Qi Baishi’s four-panel paintings were mostly created in the 1920s and 1930s. Judging by its painting style and inscription, An Assemblage of Fruits was executed in the late 1930s or early 1940s. Featured in the work are four panels, each depicting a particular type of fruit, including lychees, grapes, cherries and loquats. Each panel portrays a basket of fruits and is adorned with the image of a tree branch, replete with leaves and fruits similar to those in the basket. Instead of appearing identical, all these depictions complement each other, demonstrating Qi’s meticulous visual judgment. Alternated between the images of lychees and cherries in seductive red tones on both ends, are the golden-yellow depictions of loquats and the purplish-green portrayals of grapes. The contrasts and vibrant relationship between colour and ink are reinforced with the varying degrees of force and speed by which the artist implements his brushstrokes.

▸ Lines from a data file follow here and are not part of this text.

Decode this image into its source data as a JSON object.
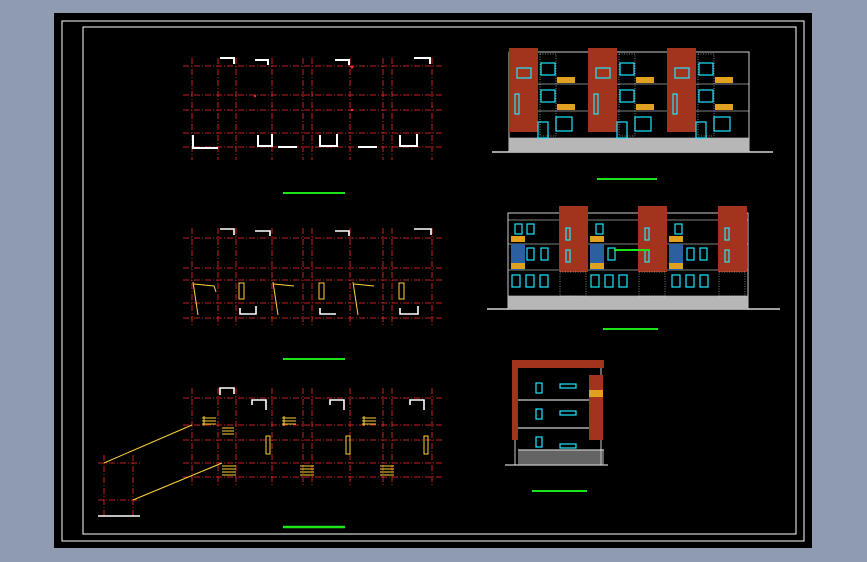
{
  "colors": {
    "background": "#8f9bb0",
    "canvas": "#000000",
    "frame": "#ffffff",
    "axis": "#ff2a2a",
    "wall": "#ffffff",
    "stair": "#ffd23a",
    "brick": "#a2331d",
    "window": "#20e6ff",
    "balcony": "#e0a020",
    "stone": "#b7b7b7",
    "title_line": "#19e619"
  },
  "views": [
    {
      "id": "floor-plan-1",
      "kind": "plan"
    },
    {
      "id": "floor-plan-2",
      "kind": "plan"
    },
    {
      "id": "floor-plan-3",
      "kind": "plan"
    },
    {
      "id": "front-elevation",
      "kind": "elevation"
    },
    {
      "id": "rear-elevation",
      "kind": "elevation"
    },
    {
      "id": "section",
      "kind": "section"
    }
  ]
}
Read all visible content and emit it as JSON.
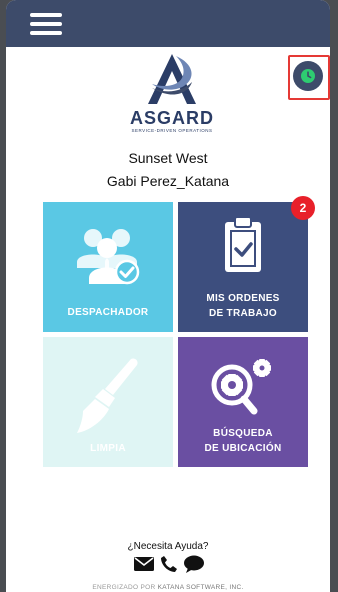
{
  "header": {
    "menu_icon": "hamburger-menu-icon",
    "sync_icon": "clock-icon"
  },
  "brand": {
    "name": "ASGARD",
    "tagline": "SERVICE-DRIVEN OPERATIONS"
  },
  "site_name": "Sunset West",
  "user_name": "Gabi Perez_Katana",
  "tiles": [
    {
      "label": "DESPACHADOR",
      "icon": "people-check-icon",
      "color": "#5ac8e4"
    },
    {
      "label_line1": "MIS ORDENES",
      "label_line2": "DE TRABAJO",
      "icon": "clipboard-check-icon",
      "badge": "2",
      "color": "#3d4e7e"
    },
    {
      "label": "LIMPIA",
      "icon": "broom-icon",
      "color": "#dff5f4"
    },
    {
      "label_line1": "BÚSQUEDA",
      "label_line2": "DE UBICACIÓN",
      "icon": "gears-search-icon",
      "color": "#6a4fa2"
    }
  ],
  "help": {
    "title": "¿Necesita Ayuda?",
    "icons": [
      "envelope-icon",
      "phone-icon",
      "chat-icon"
    ]
  },
  "footer": {
    "prefix": "ENERGIZADO POR",
    "company": "KATANA SOFTWARE, INC."
  }
}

Gao Qifeng (1889 – 1933), Roaring Lion, signed QIFENG GAO WENG, dated 1927, inscribed, and with two seals of the artist. Annotation by Ye Gongchuo, ink and colour on paper, hanging scroll; 169.7 by 61 cm. 66¾ by 24 in. Est. HK$1.8 – 2.5 million / US$230,000 – 320,000. Photo Sotheby's
In 1926, Gao Qifeng’s painting of a male lion, which epitomises the revolutionary spirit of his times, was selected for the collection of the Sun Yat-Sen Memorial Hall. At the request of his students, Gao repainted the subject in the following year, resulting in this work. Executed in 1927, Roaring Lion is monumental in scale, focusing on a robust lion which occupies more than half of the scroll. Ferocious in appearance, the lion is an awesome sight to behold, its teeth exposed in a growl, its eyes iridescent and its giant paws lifted in a pounce. The creature looks ready to leap down from a boulder, with a striking force too mighty to resist. Every part of the lion, from its menacing look to the tiniest detail of its physique, such as the fur, sharp paws and its intense glare, are delicately portrayed, either with fine brushwork or colour washes, to a life-like effect.

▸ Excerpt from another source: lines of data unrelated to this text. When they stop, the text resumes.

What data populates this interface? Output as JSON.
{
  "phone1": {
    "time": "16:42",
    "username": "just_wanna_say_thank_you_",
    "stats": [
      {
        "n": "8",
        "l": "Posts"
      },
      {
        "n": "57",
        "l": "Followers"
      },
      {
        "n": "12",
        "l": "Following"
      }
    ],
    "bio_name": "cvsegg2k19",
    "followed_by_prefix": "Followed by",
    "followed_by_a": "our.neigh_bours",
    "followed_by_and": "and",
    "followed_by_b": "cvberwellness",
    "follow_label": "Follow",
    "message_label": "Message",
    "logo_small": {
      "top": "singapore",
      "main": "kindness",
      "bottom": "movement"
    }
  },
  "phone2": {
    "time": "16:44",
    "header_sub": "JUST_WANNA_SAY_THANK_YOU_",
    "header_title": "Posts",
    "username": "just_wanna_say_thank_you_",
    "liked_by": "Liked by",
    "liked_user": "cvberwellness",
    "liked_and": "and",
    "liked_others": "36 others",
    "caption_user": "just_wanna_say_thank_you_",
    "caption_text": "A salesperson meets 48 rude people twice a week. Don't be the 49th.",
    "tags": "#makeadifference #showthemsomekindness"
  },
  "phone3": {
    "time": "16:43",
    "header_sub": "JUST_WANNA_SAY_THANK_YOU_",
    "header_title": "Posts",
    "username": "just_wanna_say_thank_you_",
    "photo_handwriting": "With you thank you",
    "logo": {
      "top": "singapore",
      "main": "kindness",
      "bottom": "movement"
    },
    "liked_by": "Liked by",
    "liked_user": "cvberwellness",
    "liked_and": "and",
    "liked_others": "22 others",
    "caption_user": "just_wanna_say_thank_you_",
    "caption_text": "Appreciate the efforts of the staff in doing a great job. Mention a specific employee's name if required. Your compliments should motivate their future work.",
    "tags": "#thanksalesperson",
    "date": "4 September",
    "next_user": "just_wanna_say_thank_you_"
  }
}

In 1939, during the Second Sino-Japanese War, Gao’s student Zhang Kunyi left for the United States bringing with her a fine selection of the artist’s work to save them from the Japanese troops. The collection included some of the most representative works from the Lingnan School of Painting and the present work tops them all in artistic significance.
Xu Beihong, Horse, signed BEIHONG, dated 1948, and inscribed. Signed again in 1950, with a dedication, and a total of three seals of the artist. Titleslip by the artist; ink and colour on paper, framed; 109 by 53.5 cm. 42 7/8 by 20 7/8 in. From a European Private Collection. Est. HK$3.5 – 4.5 million / US$449,000 – 577,000. Photo Sotheby's
Horse was executed in 1948, but it was only two years later that Xu Beihong added the recipient’s name and a greeting atop the painting, when it was intended as a gift for the renowned Czech sinologist Jaroslava Průška. Průška studied in China during the 1930s and devoted the second half of his life to education and sinology research. Extremely knowledgeable in his field, he commanded high respect in the Czechoslovak academic circle. Xu Beihong befriended Průška in March 1949, when the artist travelled to Prague as part of the Chinese delegation to attend the first World Peace Conference where Průška worked as the interpreter. In the following year, Průška visited China as a member of a Czech cultural delegation. As president of the Central Academy of Fine Arts and chairman of the China Artists Association, Xu was the official host to the delegation and this painting was gifted to his erstwhile friend during the exchange.